Seems I am effectively making a feature film out of the footage filmed for One Hundred Blinks. My calculations were the film would be about 30 minutes long but of course my 6-9 sec counts telling my subjects when to blink would be out a second here, a second there. And when shooting at 215fps, these seconds add up to minutes, lengthening the duration quite a bit!
So what length defines a feature film? I’ve asked several filmmakers this and received several answers. The BFI states a feature length films is more than 40 mins, as does the Academy Awards. The Sundance Film Festival states anything longer than 50 minutes is considered a feature film. The Screen Actors Guild states that it is 80 minutes or longer and Screen Australia defines it as long than 60 minutes, as does the Cannes Film Festival. In fact, Cannes says a short must be under 15 min and ‘does not accept films that have a duration between 15 and 60 minutes. Not that I’m submitting One Hundred Blinks to Cannes, but .. you never know!

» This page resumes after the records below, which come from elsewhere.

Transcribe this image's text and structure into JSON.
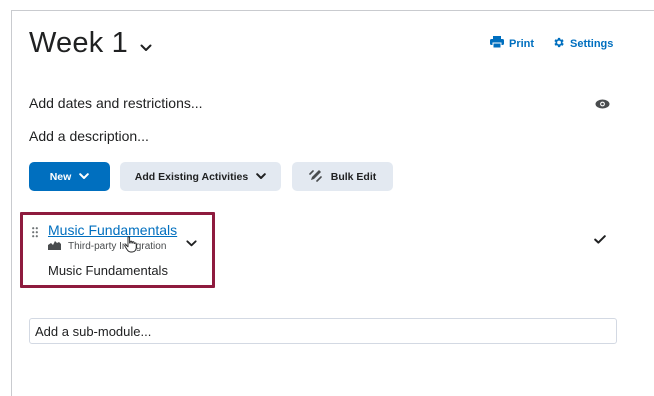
{
  "header": {
    "title": "Week 1",
    "print_label": "Print",
    "settings_label": "Settings"
  },
  "module": {
    "dates_text": "Add dates and restrictions...",
    "description_text": "Add a description..."
  },
  "toolbar": {
    "new_label": "New",
    "add_existing_label": "Add Existing Activities",
    "bulk_edit_label": "Bulk Edit"
  },
  "item": {
    "title": "Music Fundamentals",
    "type_label": "Third-party Integration",
    "description": "Music Fundamentals"
  },
  "submodule": {
    "placeholder": "Add a sub-module..."
  },
  "colors": {
    "accent": "#006fbf",
    "highlight_border": "#8e1b3e",
    "secondary_button": "#e3e9f1"
  }
}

Anyway, as I near the end of the editing process, I’m pushing 60 minutes in my running time. I’m not worried about the length so much, so far it’s quite a meditative timeless piece looking at all these faces through their ages especially as the very rhythmic and ruminative (just found that in Thesaurus, seemed fitting) soundtrack takes shape – working with musician/filmmaker friend George Joseph Miller IV on this. I don’t mind saying I found my eyes fixed upon these changing faces with the first soundtrack draft and my eyes welled up. God, I love slow motion! It slows down these people in their day, in their lives and lets us consider them gently without judgement and somehow they become fleeting reflections of ourselves.
So as I near the final placing of the 100 year old face on the timeline and watch it dissolve into the 7 week baby I feel quite emotional about it all. Maybe it’s because finishing this film marks the end of my 2 year NHS arts residency. Maybe it’s because I feel very aware that my initial ideas of making something that slowed down time has actually made me appreciate the present more because you can bet tomorrow will come faster than the blink of an eye.